For the first time in two years, the price of crude oil, Nigeria’s biggest revenue earner rose to $70.20 per barrel.
According to reports, the rise was last seen in May 2019 and investors’ are optimistic that improving oil demand and a dwindling supply glut may mean the market can absorb any additional supply from OPEC and its allies.
The new price regime, experts say, is beneficial to the country as it should receive the highest revenue on crude oil but also pay the biggest subsidy on imported refined products.
Similarly, Brent crude rose 1.3 per cent to $70.20 a barrel. West Texas Intermediate futures gained 2.2% to $67.78 a barrel.
The U.S. gauge crossed its highest level since October 2018 earlier on Tuesday.
Nigeria, Africa’s biggest crude oil exporter, depends largely on proceeds from crude oil to service over 80 per cent of its annual budget.
The country is an irony as it still occupies the top spot as the biggest importer of petroleum products in the continent due to the poor state of its refineries.

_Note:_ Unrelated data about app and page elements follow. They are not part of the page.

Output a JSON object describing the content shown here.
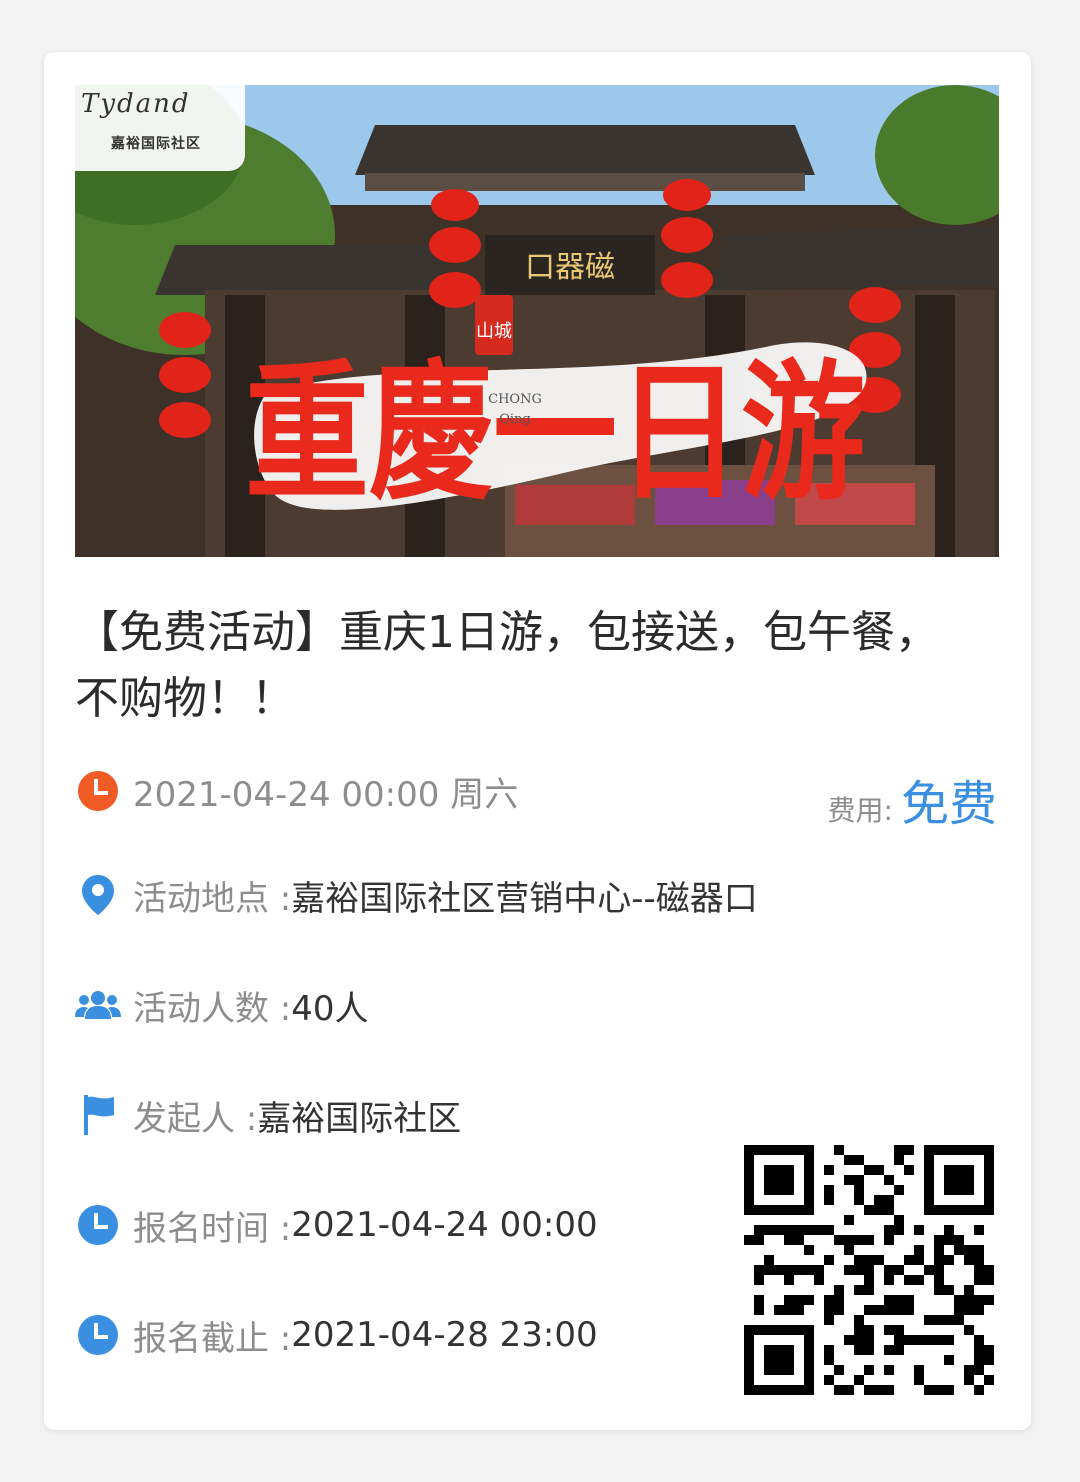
{
  "banner": {
    "logo_script": "Tydand",
    "logo_cn": "嘉裕国际社区",
    "headline": "重慶一日游",
    "headline_small": "山城",
    "pinyin_top": "CHONG",
    "pinyin_bottom": "Qing",
    "gate_sign": "口器磁"
  },
  "event": {
    "title": "【免费活动】重庆1日游，包接送，包午餐，不购物！！",
    "datetime": "2021-04-24 00:00  周六",
    "fee_label": "费用:",
    "fee_value": "免费",
    "location_label": "活动地点 : ",
    "location_value": "嘉裕国际社区营销中心--磁器口",
    "people_label": "活动人数 : ",
    "people_value": "40人",
    "organizer_label": "发起人 : ",
    "organizer_value": "嘉裕国际社区",
    "signup_time_label": "报名时间 : ",
    "signup_time_value": "2021-04-24 00:00",
    "signup_deadline_label": "报名截止 : ",
    "signup_deadline_value": "2021-04-28 23:00"
  },
  "icons": {
    "clock_orange": "clock-icon",
    "location": "map-pin-icon",
    "people": "users-icon",
    "flag": "flag-icon",
    "clock_blue": "clock-icon"
  },
  "colors": {
    "accent_blue": "#3b8fe0",
    "clock_orange": "#f05a24",
    "headline_red": "#e8291c"
  }
}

Members of the Organisation of the Petroleum Exporting Countries and their allies, a group known as OPEC+, on Tuesday, agreed to continue relaxing curbs on oil production, signalling their confidence in improving oil demand and a drop in the global supply glut.